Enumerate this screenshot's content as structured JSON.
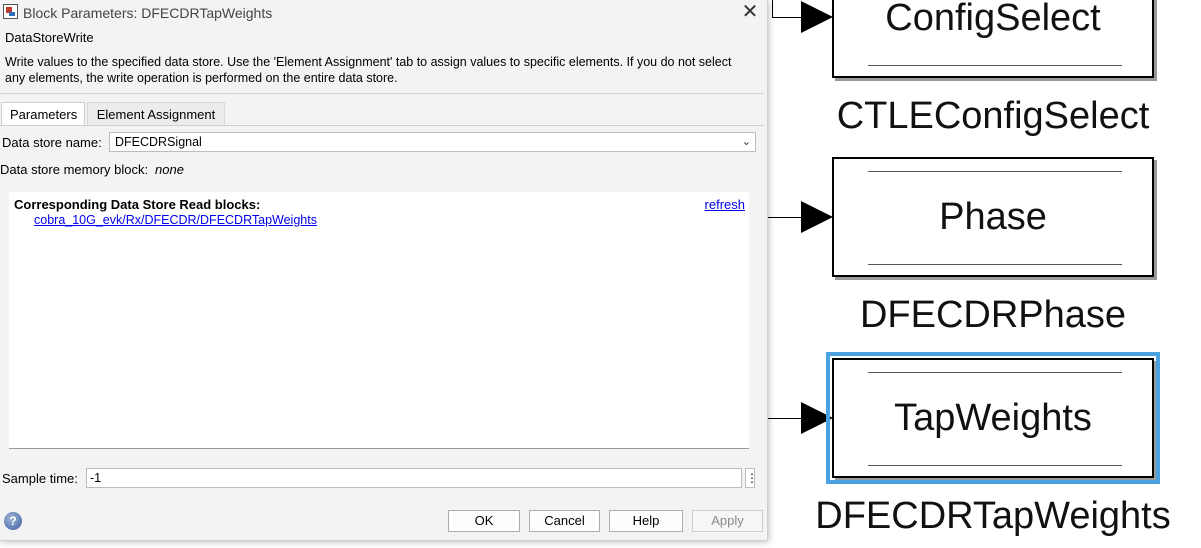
{
  "dialog": {
    "title": "Block Parameters: DFECDRTapWeights",
    "close_label": "✕",
    "block_type": "DataStoreWrite",
    "description": "Write values to the specified data store. Use the 'Element Assignment' tab to assign values to specific elements. If you do not select any elements, the write operation is performed on the entire data store.",
    "tabs": [
      {
        "label": "Parameters",
        "active": true
      },
      {
        "label": "Element Assignment",
        "active": false
      }
    ],
    "data_store_name": {
      "label": "Data store name:",
      "value": "DFECDRSignal"
    },
    "memory_block": {
      "label": "Data store memory block:",
      "value": "none"
    },
    "read_blocks": {
      "heading": "Corresponding Data Store Read blocks:",
      "refresh_label": "refresh",
      "links": [
        "cobra_10G_evk/Rx/DFECDR/DFECDRTapWeights"
      ]
    },
    "sample_time": {
      "label": "Sample time:",
      "value": "-1",
      "more_label": "⋮"
    },
    "buttons": {
      "ok": "OK",
      "cancel": "Cancel",
      "help": "Help",
      "apply": "Apply"
    },
    "help_icon_glyph": "?"
  },
  "canvas": {
    "blocks": [
      {
        "inner_label": "ConfigSelect",
        "name": "CTLEConfigSelect",
        "selected": false
      },
      {
        "inner_label": "Phase",
        "name": "DFECDRPhase",
        "selected": false
      },
      {
        "inner_label": "TapWeights",
        "name": "DFECDRTapWeights",
        "selected": true
      }
    ],
    "selection_color": "#4aa3e0"
  }
}
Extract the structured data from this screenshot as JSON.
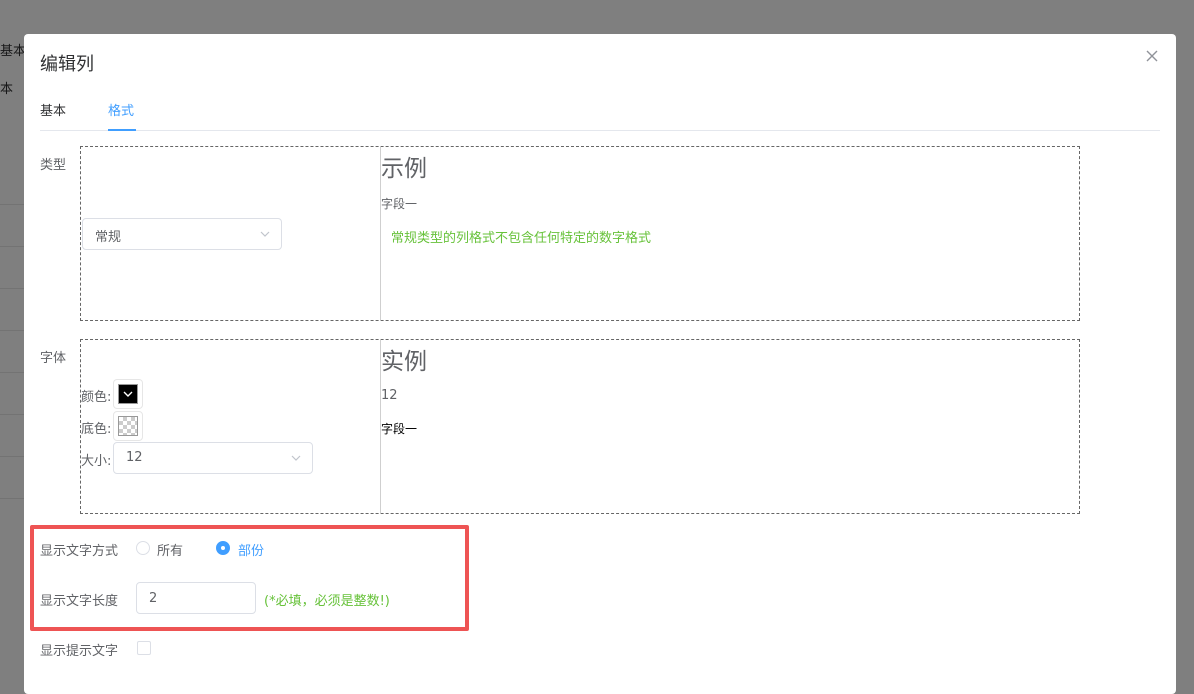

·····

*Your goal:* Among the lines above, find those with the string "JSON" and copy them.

*Output:*
Enumerate this screenshot's content as structured JSON.
Extract the structured data from this screenshot as JSON.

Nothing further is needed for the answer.